==== Record set ====

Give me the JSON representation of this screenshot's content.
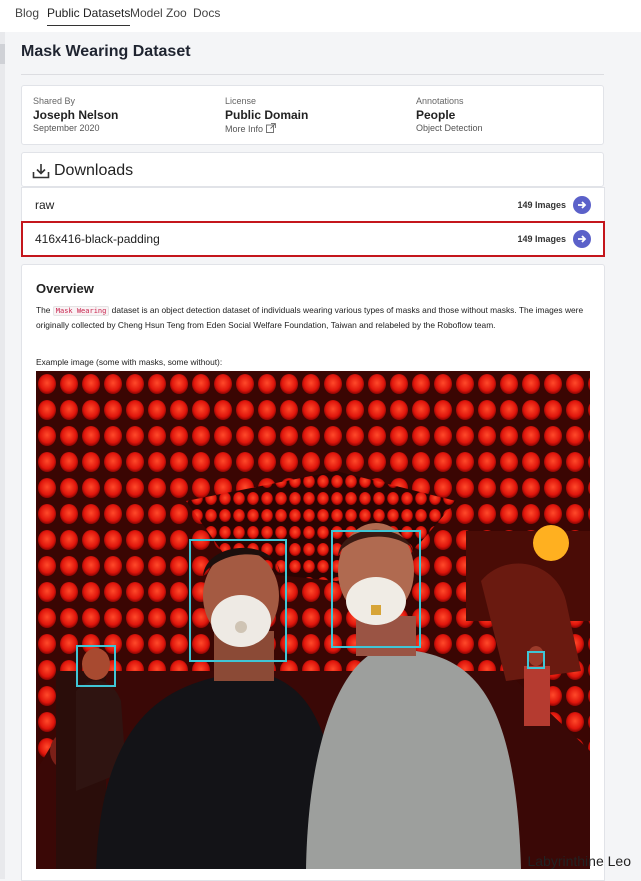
{
  "nav": {
    "items": [
      {
        "label": "Blog",
        "active": false
      },
      {
        "label": "Public Datasets",
        "active": true
      },
      {
        "label": "Model Zoo",
        "active": false
      },
      {
        "label": "Docs",
        "active": false
      }
    ]
  },
  "page": {
    "title": "Mask Wearing Dataset"
  },
  "meta": {
    "shared_by": {
      "label": "Shared By",
      "value": "Joseph Nelson",
      "sub": "September 2020"
    },
    "license": {
      "label": "License",
      "value": "Public Domain",
      "sub": "More Info"
    },
    "annotations": {
      "label": "Annotations",
      "value": "People",
      "sub": "Object Detection"
    }
  },
  "downloads": {
    "title": "Downloads",
    "items": [
      {
        "name": "raw",
        "count": "149 Images",
        "selected": false
      },
      {
        "name": "416x416-black-padding",
        "count": "149 Images",
        "selected": true
      }
    ]
  },
  "overview": {
    "title": "Overview",
    "text_before": "The ",
    "code": "Mask Wearing",
    "text_after": " dataset is an object detection dataset of individuals wearing various types of masks and those without masks. The images were originally collected by Cheng Hsun Teng from Eden Social Welfare Foundation, Taiwan and relabeled by the Roboflow team.",
    "caption": "Example image (some with masks, some without):"
  },
  "watermark": "Labyrinthine Leo",
  "colors": {
    "accent": "#5b61c9",
    "selected_border": "#c4161c",
    "bbox": "#3fc6d6"
  }
}
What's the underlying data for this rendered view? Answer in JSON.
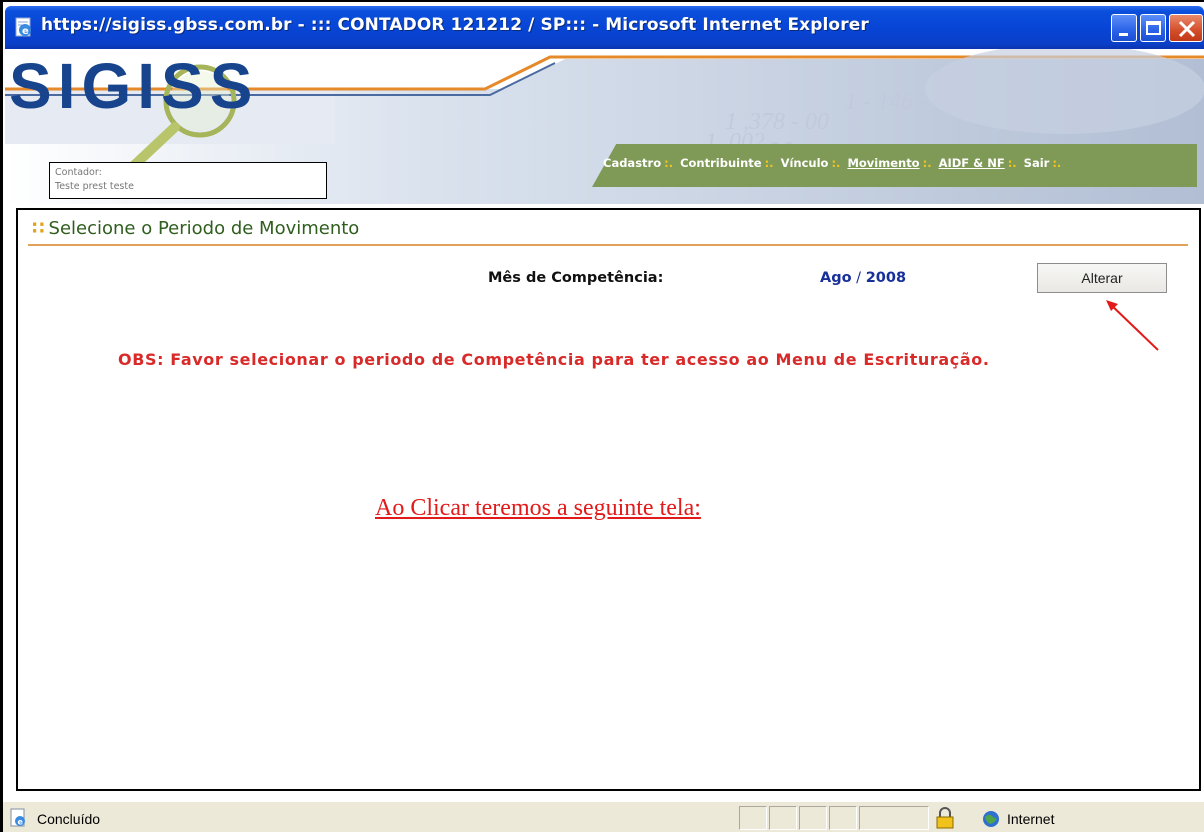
{
  "window": {
    "title": "https://sigiss.gbss.com.br - ::: CONTADOR 121212 / SP::: - Microsoft Internet Explorer"
  },
  "header": {
    "logo": "SIGISS",
    "nav": [
      {
        "label": "Cadastro",
        "underlined": false
      },
      {
        "label": "Contribuinte",
        "underlined": false
      },
      {
        "label": "Vínculo",
        "underlined": false
      },
      {
        "label": "Movimento",
        "underlined": true
      },
      {
        "label": "AIDF & NF",
        "underlined": true
      },
      {
        "label": "Sair",
        "underlined": false
      }
    ],
    "nav_separator": ":.",
    "contador_label": "Contador:",
    "contador_name": "Teste prest teste"
  },
  "main": {
    "section_title": "Selecione o Periodo de Movimento",
    "mes_label": "Mês de Competência:",
    "mes_month": "Ago",
    "mes_sep": " / ",
    "mes_year": "2008",
    "alterar_label": "Alterar",
    "obs": "OBS: Favor selecionar o periodo de Competência para ter acesso ao Menu de Escrituração.",
    "annotation": "Ao Clicar teremos a seguinte tela:"
  },
  "status": {
    "text": "Concluído",
    "zone": "Internet"
  },
  "colors": {
    "accent_red": "#e21a1a",
    "nav_green": "#7f9957",
    "logo_blue": "#17448c",
    "title_green": "#2f5e1e"
  }
}
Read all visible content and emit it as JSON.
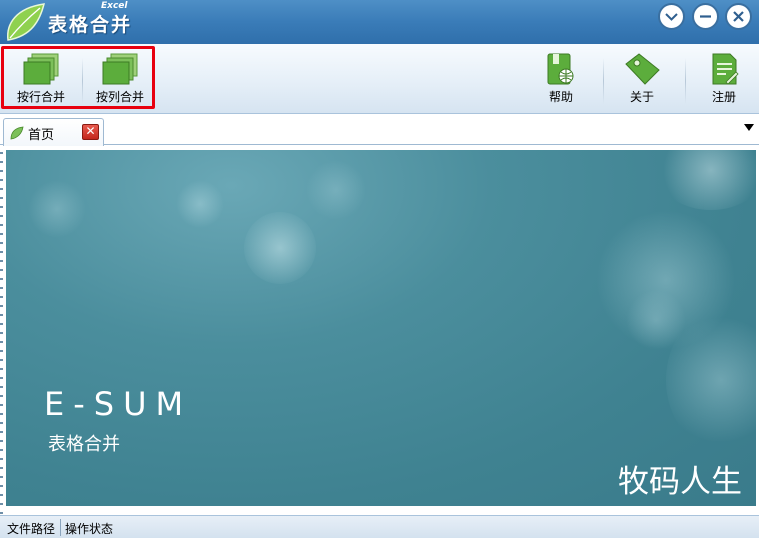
{
  "window": {
    "title": "表格合并",
    "subtitle": "Excel",
    "controls": [
      "minimize-chevron",
      "minimize",
      "close"
    ]
  },
  "toolbar": {
    "merge_rows_label": "按行合并",
    "merge_cols_label": "按列合并",
    "help_label": "帮助",
    "about_label": "关于",
    "register_label": "注册"
  },
  "tabs": [
    {
      "label": "首页",
      "active": true,
      "close_symbol": "✕"
    }
  ],
  "content": {
    "brand": "E-SUM",
    "subtitle": "表格合并",
    "author": "牧码人生"
  },
  "statusbar": {
    "file_path_label": "文件路径",
    "operation_status_label": "操作状态"
  },
  "colors": {
    "title_bar": "#3a7cb8",
    "content_bg": "#4b8e9d",
    "highlight": "#e8000f",
    "icon_green": "#4caa3b"
  }
}
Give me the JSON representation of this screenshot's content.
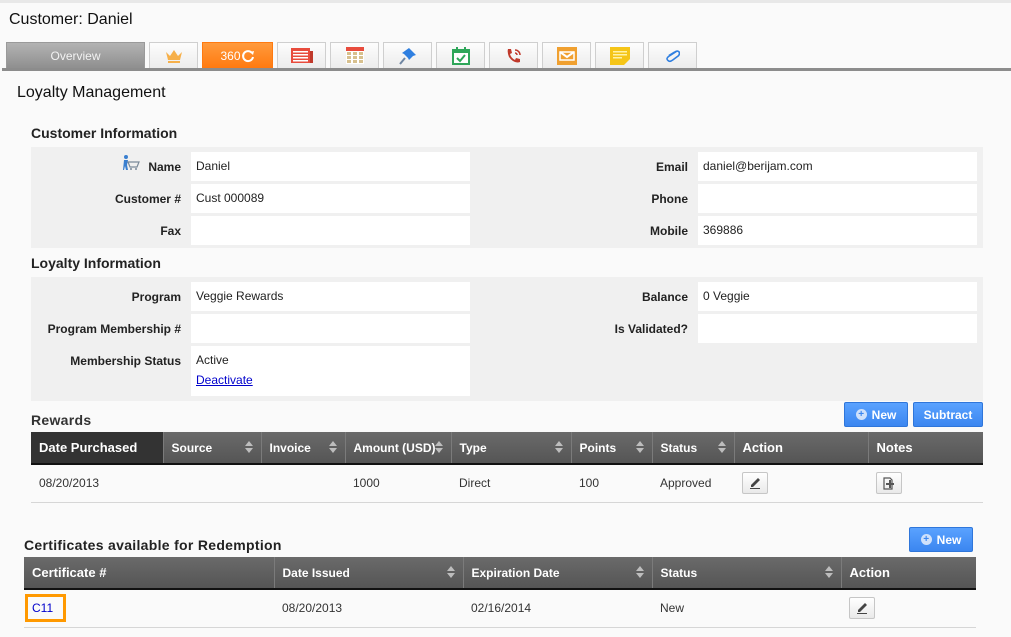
{
  "header": {
    "title": "Customer: Daniel"
  },
  "tabs": [
    {
      "id": "overview",
      "label": "Overview",
      "icon": ""
    },
    {
      "id": "loyalty",
      "label": "",
      "icon": "crown-icon"
    },
    {
      "id": "360",
      "label": "360",
      "icon": "refresh-icon",
      "active": true
    },
    {
      "id": "invoice",
      "label": "",
      "icon": "document-list-icon"
    },
    {
      "id": "calendar",
      "label": "",
      "icon": "calendar-icon"
    },
    {
      "id": "pin",
      "label": "",
      "icon": "pushpin-icon"
    },
    {
      "id": "tasks",
      "label": "",
      "icon": "calendar-check-icon"
    },
    {
      "id": "calls",
      "label": "",
      "icon": "phone-icon"
    },
    {
      "id": "email",
      "label": "",
      "icon": "envelope-icon"
    },
    {
      "id": "notes",
      "label": "",
      "icon": "sticky-note-icon"
    },
    {
      "id": "attachments",
      "label": "",
      "icon": "paperclip-icon"
    }
  ],
  "page": {
    "title": "Loyalty Management"
  },
  "customer_info": {
    "heading": "Customer Information",
    "name_label": "Name",
    "name": "Daniel",
    "customer_no_label": "Customer #",
    "customer_no": "Cust 000089",
    "fax_label": "Fax",
    "fax": "",
    "email_label": "Email",
    "email": "daniel@berijam.com",
    "phone_label": "Phone",
    "phone": "",
    "mobile_label": "Mobile",
    "mobile": "369886"
  },
  "loyalty_info": {
    "heading": "Loyalty Information",
    "program_label": "Program",
    "program": "Veggie Rewards",
    "membership_no_label": "Program Membership #",
    "membership_no": "",
    "status_label": "Membership Status",
    "status": "Active",
    "deactivate_link": "Deactivate",
    "balance_label": "Balance",
    "balance": "0 Veggie",
    "validated_label": "Is Validated?",
    "validated": ""
  },
  "rewards": {
    "heading": "Rewards",
    "new_button": "New",
    "subtract_button": "Subtract",
    "columns": [
      "Date Purchased",
      "Source",
      "Invoice",
      "Amount (USD)",
      "Type",
      "Points",
      "Status",
      "Action",
      "Notes"
    ],
    "rows": [
      {
        "date": "08/20/2013",
        "source": "",
        "invoice": "",
        "amount": "1000",
        "type": "Direct",
        "points": "100",
        "status": "Approved"
      }
    ]
  },
  "certificates": {
    "heading": "Certificates available for Redemption",
    "new_button": "New",
    "columns": [
      "Certificate #",
      "Date Issued",
      "Expiration Date",
      "Status",
      "Action"
    ],
    "rows": [
      {
        "certificate": "C11",
        "date_issued": "08/20/2013",
        "expiration": "02/16/2014",
        "status": "New"
      }
    ]
  }
}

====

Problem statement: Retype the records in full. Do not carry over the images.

Written solution:
Give me the JSON representation of this screenshot's content.
{
  "nav": {
    "items": [
      {
        "label": "Blog",
        "active": false
      },
      {
        "label": "Public Datasets",
        "active": true
      },
      {
        "label": "Model Zoo",
        "active": false
      },
      {
        "label": "Docs",
        "active": false
      }
    ]
  },
  "page": {
    "title": "Mask Wearing Dataset"
  },
  "meta": {
    "shared_by": {
      "label": "Shared By",
      "value": "Joseph Nelson",
      "sub": "September 2020"
    },
    "license": {
      "label": "License",
      "value": "Public Domain",
      "sub": "More Info"
    },
    "annotations": {
      "label": "Annotations",
      "value": "People",
      "sub": "Object Detection"
    }
  },
  "downloads": {
    "title": "Downloads",
    "items": [
      {
        "name": "raw",
        "count": "149 Images",
        "selected": false
      },
      {
        "name": "416x416-black-padding",
        "count": "149 Images",
        "selected": true
      }
    ]
  },
  "overview": {
    "title": "Overview",
    "text_before": "The ",
    "code": "Mask Wearing",
    "text_after": " dataset is an object detection dataset of individuals wearing various types of masks and those without masks. The images were originally collected by Cheng Hsun Teng from Eden Social Welfare Foundation, Taiwan and relabeled by the Roboflow team.",
    "caption": "Example image (some with masks, some without):"
  },
  "watermark": "Labyrinthine Leo",
  "colors": {
    "accent": "#5b61c9",
    "selected_border": "#c4161c",
    "bbox": "#3fc6d6"
  }
}
What's the underlying data for this rendered view? Answer in JSON.
{
  "window": {
    "title": "https://sigiss.gbss.com.br - ::: CONTADOR 121212 / SP::: - Microsoft Internet Explorer"
  },
  "header": {
    "logo": "SIGISS",
    "nav": [
      {
        "label": "Cadastro",
        "underlined": false
      },
      {
        "label": "Contribuinte",
        "underlined": false
      },
      {
        "label": "Vínculo",
        "underlined": false
      },
      {
        "label": "Movimento",
        "underlined": true
      },
      {
        "label": "AIDF & NF",
        "underlined": true
      },
      {
        "label": "Sair",
        "underlined": false
      }
    ],
    "nav_separator": ":.",
    "contador_label": "Contador:",
    "contador_name": "Teste prest teste"
  },
  "main": {
    "section_title": "Selecione o Periodo de Movimento",
    "mes_label": "Mês de Competência:",
    "mes_month": "Ago",
    "mes_sep": " / ",
    "mes_year": "2008",
    "alterar_label": "Alterar",
    "obs": "OBS: Favor selecionar o periodo de Competência para ter acesso ao Menu de Escrituração.",
    "annotation": "Ao Clicar teremos a seguinte tela:"
  },
  "status": {
    "text": "Concluído",
    "zone": "Internet"
  },
  "colors": {
    "accent_red": "#e21a1a",
    "nav_green": "#7f9957",
    "logo_blue": "#17448c",
    "title_green": "#2f5e1e"
  }
}
Read all visible content and emit it as JSON.
{
  "window": {
    "title": "表格合并",
    "subtitle": "Excel",
    "controls": [
      "minimize-chevron",
      "minimize",
      "close"
    ]
  },
  "toolbar": {
    "merge_rows_label": "按行合并",
    "merge_cols_label": "按列合并",
    "help_label": "帮助",
    "about_label": "关于",
    "register_label": "注册"
  },
  "tabs": [
    {
      "label": "首页",
      "active": true,
      "close_symbol": "✕"
    }
  ],
  "content": {
    "brand": "E-SUM",
    "subtitle": "表格合并",
    "author": "牧码人生"
  },
  "statusbar": {
    "file_path_label": "文件路径",
    "operation_status_label": "操作状态"
  },
  "colors": {
    "title_bar": "#3a7cb8",
    "content_bg": "#4b8e9d",
    "highlight": "#e8000f",
    "icon_green": "#4caa3b"
  }
}
Give me the JSON representation of this screenshot's content.
{
  "header": {
    "title": "Customer: Daniel"
  },
  "tabs": [
    {
      "id": "overview",
      "label": "Overview",
      "icon": ""
    },
    {
      "id": "loyalty",
      "label": "",
      "icon": "crown-icon"
    },
    {
      "id": "360",
      "label": "360",
      "icon": "refresh-icon",
      "active": true
    },
    {
      "id": "invoice",
      "label": "",
      "icon": "document-list-icon"
    },
    {
      "id": "calendar",
      "label": "",
      "icon": "calendar-icon"
    },
    {
      "id": "pin",
      "label": "",
      "icon": "pushpin-icon"
    },
    {
      "id": "tasks",
      "label": "",
      "icon": "calendar-check-icon"
    },
    {
      "id": "calls",
      "label": "",
      "icon": "phone-icon"
    },
    {
      "id": "email",
      "label": "",
      "icon": "envelope-icon"
    },
    {
      "id": "notes",
      "label": "",
      "icon": "sticky-note-icon"
    },
    {
      "id": "attachments",
      "label": "",
      "icon": "paperclip-icon"
    }
  ],
  "page": {
    "title": "Loyalty Management"
  },
  "customer_info": {
    "heading": "Customer Information",
    "name_label": "Name",
    "name": "Daniel",
    "customer_no_label": "Customer #",
    "customer_no": "Cust 000089",
    "fax_label": "Fax",
    "fax": "",
    "email_label": "Email",
    "email": "daniel@berijam.com",
    "phone_label": "Phone",
    "phone": "",
    "mobile_label": "Mobile",
    "mobile": "369886"
  },
  "loyalty_info": {
    "heading": "Loyalty Information",
    "program_label": "Program",
    "program": "Veggie Rewards",
    "membership_no_label": "Program Membership #",
    "membership_no": "",
    "status_label": "Membership Status",
    "status": "Active",
    "deactivate_link": "Deactivate",
    "balance_label": "Balance",
    "balance": "0 Veggie",
    "validated_label": "Is Validated?",
    "validated": ""
  },
  "rewards": {
    "heading": "Rewards",
    "new_button": "New",
    "subtract_button": "Subtract",
    "columns": [
      "Date Purchased",
      "Source",
      "Invoice",
      "Amount (USD)",
      "Type",
      "Points",
      "Status",
      "Action",
      "Notes"
    ],
    "rows": [
      {
        "date": "08/20/2013",
        "source": "",
        "invoice": "",
        "amount": "1000",
        "type": "Direct",
        "points": "100",
        "status": "Approved"
      }
    ]
  },
  "certificates": {
    "heading": "Certificates available for Redemption",
    "new_button": "New",
    "columns": [
      "Certificate #",
      "Date Issued",
      "Expiration Date",
      "Status",
      "Action"
    ],
    "rows": [
      {
        "certificate": "C11",
        "date_issued": "08/20/2013",
        "expiration": "02/16/2014",
        "status": "New"
      }
    ]
  }
}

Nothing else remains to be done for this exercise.